(Source records)

○ ○ ○

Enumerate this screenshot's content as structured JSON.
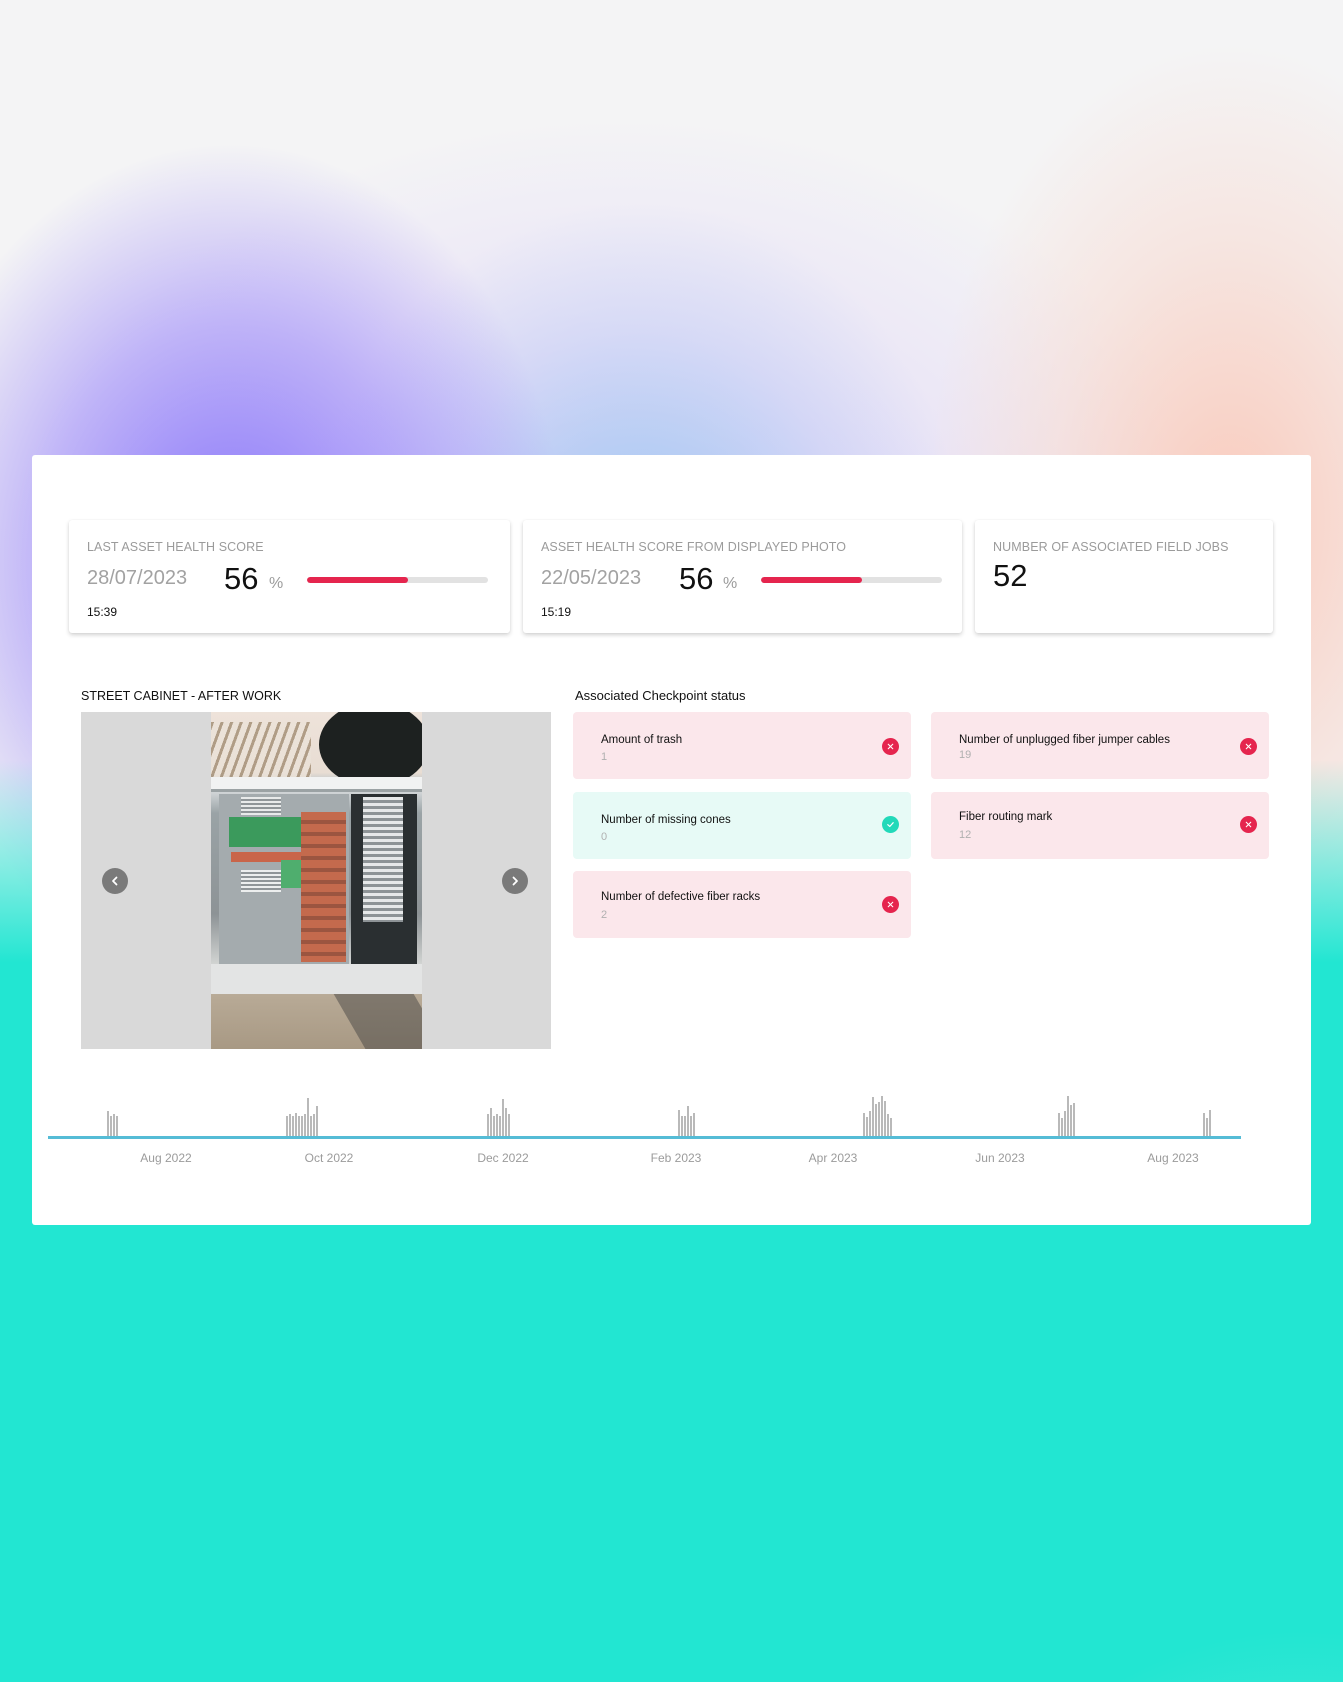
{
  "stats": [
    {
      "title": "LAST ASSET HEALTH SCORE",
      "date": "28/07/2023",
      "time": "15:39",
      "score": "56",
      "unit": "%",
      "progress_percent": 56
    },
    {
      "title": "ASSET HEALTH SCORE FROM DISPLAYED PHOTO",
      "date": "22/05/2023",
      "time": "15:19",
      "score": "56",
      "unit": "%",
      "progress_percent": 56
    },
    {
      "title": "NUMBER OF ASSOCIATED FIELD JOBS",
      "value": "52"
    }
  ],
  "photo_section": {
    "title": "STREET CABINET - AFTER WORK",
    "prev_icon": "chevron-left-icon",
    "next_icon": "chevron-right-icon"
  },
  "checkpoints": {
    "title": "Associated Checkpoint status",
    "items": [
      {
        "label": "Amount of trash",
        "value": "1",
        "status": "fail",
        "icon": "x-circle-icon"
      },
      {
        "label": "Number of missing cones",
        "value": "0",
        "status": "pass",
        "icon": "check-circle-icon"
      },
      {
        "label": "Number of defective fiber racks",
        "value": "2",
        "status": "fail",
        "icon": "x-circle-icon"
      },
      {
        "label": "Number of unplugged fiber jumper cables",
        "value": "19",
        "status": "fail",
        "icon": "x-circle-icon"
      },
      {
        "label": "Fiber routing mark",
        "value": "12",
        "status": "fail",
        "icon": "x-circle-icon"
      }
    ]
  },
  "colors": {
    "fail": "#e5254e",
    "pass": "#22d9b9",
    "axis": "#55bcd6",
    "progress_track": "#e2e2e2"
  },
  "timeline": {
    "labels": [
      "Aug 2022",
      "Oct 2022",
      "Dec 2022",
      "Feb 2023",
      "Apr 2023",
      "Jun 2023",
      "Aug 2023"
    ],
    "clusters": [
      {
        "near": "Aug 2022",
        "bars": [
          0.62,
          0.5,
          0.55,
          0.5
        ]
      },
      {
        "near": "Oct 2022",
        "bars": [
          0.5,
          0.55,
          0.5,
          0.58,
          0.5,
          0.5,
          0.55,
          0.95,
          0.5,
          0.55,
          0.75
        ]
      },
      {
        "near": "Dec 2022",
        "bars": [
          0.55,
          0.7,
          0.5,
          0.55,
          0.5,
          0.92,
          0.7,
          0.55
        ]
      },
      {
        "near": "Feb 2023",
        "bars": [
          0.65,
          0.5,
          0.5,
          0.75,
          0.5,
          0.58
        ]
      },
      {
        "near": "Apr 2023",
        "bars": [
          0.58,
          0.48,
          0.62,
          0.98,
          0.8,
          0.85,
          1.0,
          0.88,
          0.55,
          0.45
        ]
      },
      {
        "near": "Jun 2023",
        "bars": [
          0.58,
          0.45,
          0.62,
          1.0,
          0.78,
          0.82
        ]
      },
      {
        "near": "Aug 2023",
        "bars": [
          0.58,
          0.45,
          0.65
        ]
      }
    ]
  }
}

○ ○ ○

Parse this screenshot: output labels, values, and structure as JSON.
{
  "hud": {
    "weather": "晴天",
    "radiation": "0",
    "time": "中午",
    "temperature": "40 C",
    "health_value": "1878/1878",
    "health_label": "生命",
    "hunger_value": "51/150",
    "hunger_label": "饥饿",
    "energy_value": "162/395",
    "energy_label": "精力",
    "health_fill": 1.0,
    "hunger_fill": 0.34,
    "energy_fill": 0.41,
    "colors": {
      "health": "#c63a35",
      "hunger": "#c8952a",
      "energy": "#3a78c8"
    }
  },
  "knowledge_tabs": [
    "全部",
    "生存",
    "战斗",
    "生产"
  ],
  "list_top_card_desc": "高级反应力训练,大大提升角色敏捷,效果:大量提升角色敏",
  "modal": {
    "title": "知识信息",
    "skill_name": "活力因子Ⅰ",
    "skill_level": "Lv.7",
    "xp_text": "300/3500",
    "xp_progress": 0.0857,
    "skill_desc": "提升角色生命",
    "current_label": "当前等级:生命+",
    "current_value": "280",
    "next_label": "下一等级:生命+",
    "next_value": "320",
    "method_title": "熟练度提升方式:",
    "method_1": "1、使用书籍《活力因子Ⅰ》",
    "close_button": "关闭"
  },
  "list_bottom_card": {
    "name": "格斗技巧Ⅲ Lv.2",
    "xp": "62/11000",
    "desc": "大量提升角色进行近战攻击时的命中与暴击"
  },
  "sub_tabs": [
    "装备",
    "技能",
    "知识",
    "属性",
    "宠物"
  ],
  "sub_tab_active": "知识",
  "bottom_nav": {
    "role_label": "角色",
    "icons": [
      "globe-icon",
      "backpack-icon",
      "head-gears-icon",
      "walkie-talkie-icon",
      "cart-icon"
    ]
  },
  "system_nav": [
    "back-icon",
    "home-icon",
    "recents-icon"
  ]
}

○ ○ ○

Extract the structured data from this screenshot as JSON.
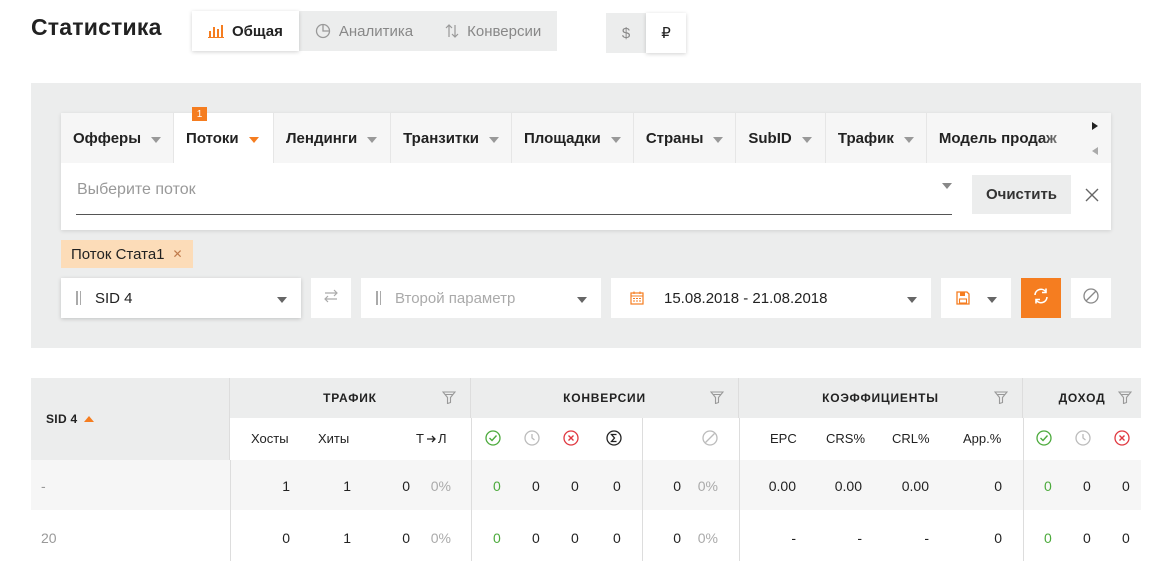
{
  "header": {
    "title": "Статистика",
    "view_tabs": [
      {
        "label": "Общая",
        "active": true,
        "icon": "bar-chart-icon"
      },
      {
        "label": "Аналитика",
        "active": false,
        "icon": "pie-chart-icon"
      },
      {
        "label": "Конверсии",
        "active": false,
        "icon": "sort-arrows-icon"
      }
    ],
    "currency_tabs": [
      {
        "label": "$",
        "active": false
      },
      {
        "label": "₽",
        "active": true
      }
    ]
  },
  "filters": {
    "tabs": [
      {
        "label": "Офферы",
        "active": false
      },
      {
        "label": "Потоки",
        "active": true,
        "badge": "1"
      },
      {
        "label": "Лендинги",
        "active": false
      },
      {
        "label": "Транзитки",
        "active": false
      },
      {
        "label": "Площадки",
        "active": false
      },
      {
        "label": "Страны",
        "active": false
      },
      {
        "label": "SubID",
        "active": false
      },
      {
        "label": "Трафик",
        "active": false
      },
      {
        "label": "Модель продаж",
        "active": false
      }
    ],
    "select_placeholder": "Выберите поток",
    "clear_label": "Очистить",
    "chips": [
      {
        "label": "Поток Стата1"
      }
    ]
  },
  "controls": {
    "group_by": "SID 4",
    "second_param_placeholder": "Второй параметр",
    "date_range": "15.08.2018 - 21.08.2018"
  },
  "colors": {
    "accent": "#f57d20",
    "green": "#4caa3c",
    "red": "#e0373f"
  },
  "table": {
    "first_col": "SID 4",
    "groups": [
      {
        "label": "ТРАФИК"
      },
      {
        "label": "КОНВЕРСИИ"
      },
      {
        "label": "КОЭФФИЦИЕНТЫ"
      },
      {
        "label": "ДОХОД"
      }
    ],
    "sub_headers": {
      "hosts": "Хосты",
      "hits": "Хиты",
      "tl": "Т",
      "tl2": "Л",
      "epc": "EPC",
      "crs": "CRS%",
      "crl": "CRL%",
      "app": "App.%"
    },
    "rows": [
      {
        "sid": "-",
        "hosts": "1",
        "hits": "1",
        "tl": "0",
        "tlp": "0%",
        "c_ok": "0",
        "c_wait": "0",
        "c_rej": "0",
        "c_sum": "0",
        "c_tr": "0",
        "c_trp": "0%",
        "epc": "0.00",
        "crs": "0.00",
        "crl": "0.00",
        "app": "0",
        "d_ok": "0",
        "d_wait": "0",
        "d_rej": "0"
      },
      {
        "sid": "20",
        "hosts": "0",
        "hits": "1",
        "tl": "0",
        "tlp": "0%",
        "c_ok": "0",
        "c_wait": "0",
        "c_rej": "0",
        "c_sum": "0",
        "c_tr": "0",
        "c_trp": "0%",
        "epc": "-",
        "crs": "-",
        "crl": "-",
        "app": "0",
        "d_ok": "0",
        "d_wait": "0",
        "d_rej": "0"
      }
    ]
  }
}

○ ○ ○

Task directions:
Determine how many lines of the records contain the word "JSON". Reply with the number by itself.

Exercise answer:
3